This escape is believed to have happened after the company carried out work on the net July 27, DFO said in a statement, adding divers fixed the issue July 30.
The company estimates that 2,000 to 3,000 salmon, weighing three to five pounds each, escaped from a cage, DFO said. According to the company’s records, the cage contained around 75,000 salmon as of Dec. 31, 2017.
“Our role is to advise on recapture methods for any salmon escaped from aquaculture farms. DFO fishery officers are carrying out monitoring in the Hermitage area to support detection of escaped fish, and have observed farmed salmon in the waters in this area.
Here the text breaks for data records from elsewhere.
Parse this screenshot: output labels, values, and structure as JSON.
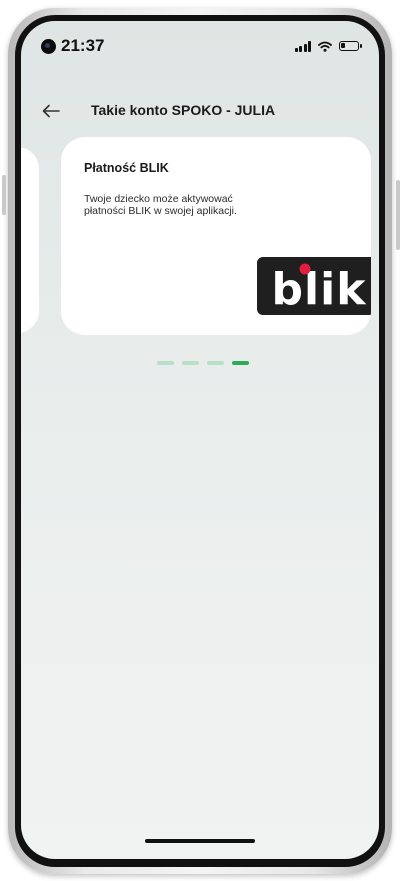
{
  "status_bar": {
    "time": "21:37"
  },
  "header": {
    "title": "Takie konto SPOKO - JULIA"
  },
  "card": {
    "title": "Płatność BLIK",
    "description": "Twoje dziecko może aktywować płatności BLIK w swojej aplikacji.",
    "logo_text": "blik"
  },
  "pager": {
    "total": 4,
    "active_index": 3
  },
  "colors": {
    "accent_green": "#2dab55",
    "inactive_dot": "#b7e0c8",
    "blik_background": "#1f1f1f",
    "blik_dot": "#e41e3f"
  }
}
The department has worked with the company and provincial aquaculture authorities to implement recapture efforts that are currently underway,” DFO said.
The provincial Department of Fisheries and Land Resources is responsible for the containment of fish at aquaculture farms.
With an aquaculture salmon escape, there is the potential for impacts on wild salmon populations, including ecological impacts, the transmission of diseases to wild fish and genetic impacts from interbreeding, DFO said.
But while there is competition for food by escaped farmed salmon, farmed salmon suffer high death rates in the wild because they don’t have the skills to avoid predators and they have limited feeding abilities, DFO said.
There has been no indication of disease associated with this incident, according to DFO.
DFO science is researching the genetic impacts of farm salmon escapes on wild salmon populations.
DFO has 100 per cent jurisdiction, authority and responsibility for recapturing the escaped fish, the provincial department said Wednesday.
The province does have jurisdiction for the containment of fish at aquaculture farms, and has measures in place to ensure that companies are in compliance with the Code of Containment for the Culture of Salmonids, a spokeswoman for provincial Fisheries said.
As per the company’s reporting, performance audits and inspections, which are all up-to-date, there were no issues with the pens or associated equipment that were picked up under any inspection regime, the spokeswoman said, adding the matter is now exclusively under federal jurisdiction.